I may soon have to heat water on the stove for a hot shower. Over the weekend, my father lowered the temperature of all the house’s thermostats. He was afraid the heating oil tank in our basement did not contain enough oil to adequately heat our house through the new year’s first weekend.
My father had recently decided to switch to another heating oil company for their lower price of $2.299/gallon compared to our previous oil supplier’s price of $2.799/gallon. Our oil container holds 275 gallons. At a difference of $0.50/gal, that’s a total savings of $137.50. Since the new oil company offered their first delivery at $1.999/gal, my father was determined to run the tank dry to maximize savings of $0.80 x 275 = $220. The only hitch was that we were burning through our oil faster than he thought.

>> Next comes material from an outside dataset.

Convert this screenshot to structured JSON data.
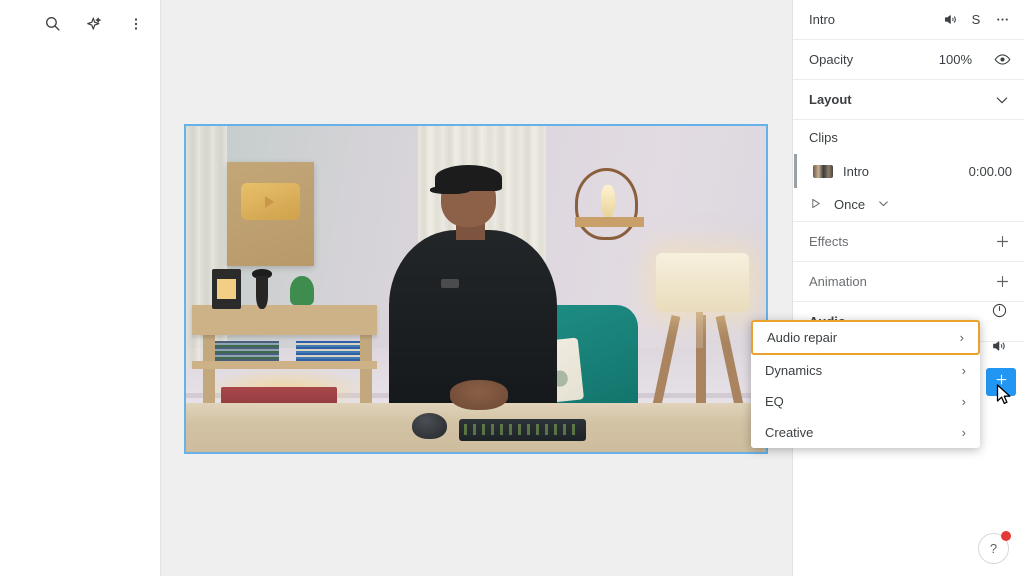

Seven years ago, my parents converted our one-story, New England ranch house into a two-story colonial. What they lost in increased property taxes they tried to gain back in decreased heating costs. But wait…wouldn’t it cost more to heat a bigger house? Especially one in New England during the winter? Well, yes, if your goal is to keep the house at the same temperature. But my parents simply lowered the thermostats to a maximum of 65°F. Bedrooms on the second floor bedrooms are set at 52°F during the day, 60°F in the afternoon, and a toasty 61°F at night. Uncommonly used parts of the house are kept at 50°F. The living room is tropical by comparison. Its thermostat is often calibrated to 65°F.
The oil truck was scheduled to make a delivery today. When I got home, I ran downstairs to check the tank’s meter.
“I told you to ask the oil company to make a delivery last week,” my mother said as she blew her nose and put on another sweater. “Who cares about saving that $10.”
Heating oil companies must have a thin margin. There’s no brand loyalty because the oil is exactly the same. It’s just a question of distribution. Overhead is most likely limited to a truck and a warehouse or storage facility. That must explain why my father switches companies every year. Unfortunately, I can’t see the financial statements of the two companies from which my father bought oil since they’re private firms.